He was received and appointed to Cedar Creek Circuit. Subsequently; he traveled Tuscaloosa, Pickens, Monticello, and Autauga circuits. He was for a time a missionary to the Choctaw Indians. He was ordained a deacon in 1832 by Bishop Soule, and elder by Bishop Andrew in 1834. On the 10th of March 1836, he was united in marriage with Miss Mary Ann May, with whom he lived in domestic felicity for 21 years. Eight children were born to them, all of whom lived to adult years, five still survive. In 1858, he was married to Miss Eliza Woods of Jackson, La., who performed well a mother's part to his motherless children and blessed another 20 years of his life. After his first marriage, he was local for several years, but not inactive-Winston, Noxubee, Octibaha, Kemper, and other counties shared his labors. New churches were organized by him. Having ample pecuniary resources was enabled to make full proof of his ministry in the local relation.

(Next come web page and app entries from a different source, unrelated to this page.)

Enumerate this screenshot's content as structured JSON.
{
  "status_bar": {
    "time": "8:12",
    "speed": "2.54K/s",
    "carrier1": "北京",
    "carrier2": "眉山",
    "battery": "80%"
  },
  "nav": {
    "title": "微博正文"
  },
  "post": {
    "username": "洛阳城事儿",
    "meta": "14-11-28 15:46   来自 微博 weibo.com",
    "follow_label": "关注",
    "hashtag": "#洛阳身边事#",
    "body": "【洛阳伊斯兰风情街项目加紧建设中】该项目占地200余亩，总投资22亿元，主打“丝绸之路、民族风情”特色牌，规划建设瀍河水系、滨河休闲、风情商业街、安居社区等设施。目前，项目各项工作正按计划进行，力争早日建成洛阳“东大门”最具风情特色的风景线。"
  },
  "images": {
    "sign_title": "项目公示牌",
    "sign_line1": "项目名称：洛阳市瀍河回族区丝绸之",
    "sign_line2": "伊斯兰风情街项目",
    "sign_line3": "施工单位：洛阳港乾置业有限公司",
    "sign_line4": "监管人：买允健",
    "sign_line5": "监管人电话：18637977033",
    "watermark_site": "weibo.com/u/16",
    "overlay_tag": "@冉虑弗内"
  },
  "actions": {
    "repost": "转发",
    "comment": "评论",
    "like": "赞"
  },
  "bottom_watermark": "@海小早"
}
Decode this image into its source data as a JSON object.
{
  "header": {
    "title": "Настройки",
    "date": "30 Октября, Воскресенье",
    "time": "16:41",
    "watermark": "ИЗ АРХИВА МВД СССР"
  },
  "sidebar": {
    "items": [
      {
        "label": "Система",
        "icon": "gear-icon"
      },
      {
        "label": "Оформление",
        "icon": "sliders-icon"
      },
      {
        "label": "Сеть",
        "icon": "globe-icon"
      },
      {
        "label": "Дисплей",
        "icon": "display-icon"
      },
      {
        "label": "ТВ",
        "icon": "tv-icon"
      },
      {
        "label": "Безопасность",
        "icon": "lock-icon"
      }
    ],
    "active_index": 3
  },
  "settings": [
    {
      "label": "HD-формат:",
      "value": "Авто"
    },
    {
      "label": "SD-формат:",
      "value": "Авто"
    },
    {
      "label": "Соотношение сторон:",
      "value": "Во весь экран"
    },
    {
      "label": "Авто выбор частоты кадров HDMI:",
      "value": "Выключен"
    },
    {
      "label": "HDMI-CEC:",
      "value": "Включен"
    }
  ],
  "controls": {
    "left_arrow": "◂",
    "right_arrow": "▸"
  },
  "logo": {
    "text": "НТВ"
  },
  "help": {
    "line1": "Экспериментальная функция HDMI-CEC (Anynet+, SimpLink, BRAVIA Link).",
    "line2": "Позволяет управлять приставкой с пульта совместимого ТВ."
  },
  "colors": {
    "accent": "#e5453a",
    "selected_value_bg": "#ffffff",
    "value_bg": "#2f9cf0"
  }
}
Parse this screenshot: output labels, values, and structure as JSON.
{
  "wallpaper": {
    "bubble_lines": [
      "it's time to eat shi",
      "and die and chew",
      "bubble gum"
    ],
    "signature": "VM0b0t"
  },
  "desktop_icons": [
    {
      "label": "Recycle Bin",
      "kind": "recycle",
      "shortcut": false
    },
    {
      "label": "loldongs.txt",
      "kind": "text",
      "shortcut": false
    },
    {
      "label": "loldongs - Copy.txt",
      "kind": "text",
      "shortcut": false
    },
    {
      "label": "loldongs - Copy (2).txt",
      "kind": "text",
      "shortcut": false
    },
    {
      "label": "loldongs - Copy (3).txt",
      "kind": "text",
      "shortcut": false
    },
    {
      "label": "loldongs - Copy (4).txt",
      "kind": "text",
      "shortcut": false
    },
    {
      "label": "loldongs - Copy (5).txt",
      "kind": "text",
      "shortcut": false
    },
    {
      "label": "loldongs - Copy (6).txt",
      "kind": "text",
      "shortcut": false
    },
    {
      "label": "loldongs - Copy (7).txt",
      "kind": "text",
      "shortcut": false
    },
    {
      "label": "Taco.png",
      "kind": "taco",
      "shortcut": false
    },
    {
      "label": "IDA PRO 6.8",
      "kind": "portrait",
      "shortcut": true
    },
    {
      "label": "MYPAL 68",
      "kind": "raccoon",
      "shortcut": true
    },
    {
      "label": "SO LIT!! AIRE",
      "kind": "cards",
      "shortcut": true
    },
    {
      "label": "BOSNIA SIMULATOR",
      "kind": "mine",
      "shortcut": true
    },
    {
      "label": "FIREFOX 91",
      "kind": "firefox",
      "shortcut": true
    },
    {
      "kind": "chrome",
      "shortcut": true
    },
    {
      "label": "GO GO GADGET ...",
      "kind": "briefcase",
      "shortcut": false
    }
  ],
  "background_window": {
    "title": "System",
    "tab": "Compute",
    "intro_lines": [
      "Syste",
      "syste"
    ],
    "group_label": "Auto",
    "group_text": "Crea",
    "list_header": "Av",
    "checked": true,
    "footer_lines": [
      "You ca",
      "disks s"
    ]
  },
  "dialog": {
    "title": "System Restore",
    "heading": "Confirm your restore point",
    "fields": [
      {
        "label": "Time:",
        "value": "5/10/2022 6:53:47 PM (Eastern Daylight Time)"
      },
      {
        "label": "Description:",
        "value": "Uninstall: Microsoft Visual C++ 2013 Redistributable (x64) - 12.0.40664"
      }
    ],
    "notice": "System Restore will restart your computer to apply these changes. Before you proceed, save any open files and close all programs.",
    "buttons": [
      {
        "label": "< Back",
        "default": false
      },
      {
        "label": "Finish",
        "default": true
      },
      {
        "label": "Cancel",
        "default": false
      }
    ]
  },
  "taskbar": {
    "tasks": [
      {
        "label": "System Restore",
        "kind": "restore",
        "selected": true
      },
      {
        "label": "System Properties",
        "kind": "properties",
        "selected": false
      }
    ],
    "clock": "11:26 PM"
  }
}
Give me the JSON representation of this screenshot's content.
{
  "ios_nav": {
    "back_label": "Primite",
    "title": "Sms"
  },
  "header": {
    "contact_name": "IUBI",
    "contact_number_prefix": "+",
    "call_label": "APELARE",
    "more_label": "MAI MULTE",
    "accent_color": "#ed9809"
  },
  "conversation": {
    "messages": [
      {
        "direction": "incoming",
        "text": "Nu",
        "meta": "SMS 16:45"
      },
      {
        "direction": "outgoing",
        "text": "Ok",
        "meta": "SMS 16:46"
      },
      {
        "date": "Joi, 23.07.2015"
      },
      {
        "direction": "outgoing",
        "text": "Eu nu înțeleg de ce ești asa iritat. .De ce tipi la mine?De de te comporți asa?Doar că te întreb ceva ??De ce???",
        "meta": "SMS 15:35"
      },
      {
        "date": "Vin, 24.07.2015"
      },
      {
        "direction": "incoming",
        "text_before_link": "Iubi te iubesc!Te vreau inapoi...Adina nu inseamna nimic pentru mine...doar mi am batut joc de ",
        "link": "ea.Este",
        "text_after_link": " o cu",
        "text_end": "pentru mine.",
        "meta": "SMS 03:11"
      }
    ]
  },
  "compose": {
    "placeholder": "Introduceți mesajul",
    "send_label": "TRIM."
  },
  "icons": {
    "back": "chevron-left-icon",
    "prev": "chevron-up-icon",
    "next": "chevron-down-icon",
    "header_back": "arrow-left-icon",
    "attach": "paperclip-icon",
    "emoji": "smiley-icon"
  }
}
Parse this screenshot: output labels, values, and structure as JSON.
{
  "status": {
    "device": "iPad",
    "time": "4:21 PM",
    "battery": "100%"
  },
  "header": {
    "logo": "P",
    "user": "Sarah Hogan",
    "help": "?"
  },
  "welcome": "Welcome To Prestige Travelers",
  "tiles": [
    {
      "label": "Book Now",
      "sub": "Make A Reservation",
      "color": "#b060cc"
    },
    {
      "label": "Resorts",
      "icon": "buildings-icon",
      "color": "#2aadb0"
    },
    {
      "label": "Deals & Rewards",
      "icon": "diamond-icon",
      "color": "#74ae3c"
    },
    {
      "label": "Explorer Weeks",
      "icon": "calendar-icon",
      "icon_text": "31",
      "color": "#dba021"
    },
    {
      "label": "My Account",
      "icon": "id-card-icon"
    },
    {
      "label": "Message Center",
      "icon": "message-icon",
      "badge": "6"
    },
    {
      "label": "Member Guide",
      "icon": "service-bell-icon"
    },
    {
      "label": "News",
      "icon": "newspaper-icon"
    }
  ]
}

His children needing better educational facilities than the country afforded, he removed to Sharon, Mississippi, then the educational center of the Mississippi Conference. He became a member of the Conference and was appointed presiding elder of Sharon District. In educational matter he felt a special interest, and was ever active. As agent and trustee he aided in the erection of a female college building and founding of a male college. In the fall of 1859, he removed to Texas; purchased a plantation near Chappell Hill, and became a member of the Texas Conference. In 1860 and 1861, he served the supernumerary relation, which he ever after held.
Here, as in Mississippi, the cause of Christian education found in him a fast and Zealou friend. He became a coworker with Judge Felder, Col Browning and others in building up our educational institutions at Chappell Hill.
As his health permitted, he continued to preach; Chappell Hill Sempronius, Bellville, and Travis sharing his labors; he was ever ready to perform any service by which he could glorify God and benefit his fellow men. Having sold his farm, he removed to the residence of his daughter-in-law, Mrs Mattie Matthews, in Chappell Hill. Though febble, he was still active. An indomitable will enabled him to rise superior to the infirmities of the flesh.
On Sunday, Feb 14, 1886, he attended service at the church, and aided the pastor in administering the Lord's Supper, engaging most devoutly in the sacred service. Monday, he drove to his daughters, Mrs. Capt Kinney; in Bellville, in his buggy. The day was cold and he was advised to postpone the trip, but he had promised a grandchild to take her to her aunts, and he would not disappoint the child. Wednesday he became quite unwell; felt better on Thursday and returned to Chappell Hill. About 8 o'clock that night, violent internal pain of a most intense character, seized upon him. The severity of the suffering threw him into convulsions. He soon became unconscious, and so continued until death granted a blessed relief. His house was in order; temporal affaires arranged; his peace long since made with God, and he entered into the joy of his Lord.
John Matthews (1730 - 1833)
Lydia Matthews (1773 - 1865)
Eliza Woods Matthews (1815 - 1877)*
Mary Ann May Matthews (1814 - 1857)*
John Fletcher Matthews (1836 - 1901)*
Joseph Weir Matthews (1838 - 1928)*
James Fiske Matthews (1840 - 1881)*
Benjamin Emory Matthews (1842 - 1904)*
Annie Mathews Kenney (1845 - 1928)*
Margaret Eliza Matthews Felder (1847 - 1884)*
William Soule Matthews (1850 - 1862)*
Mary Isabella Matthews Thomson (1852 - 1916)*
Margaret F Matthews Thompson (1806 - 1845)*
Jacob W Matthews (1808 - 1886)
William Charles Matthews (1814 - ____)*
Created by: shirley weidler
Record added: Apr 27, 2003
Find A Grave Memorial# 7391346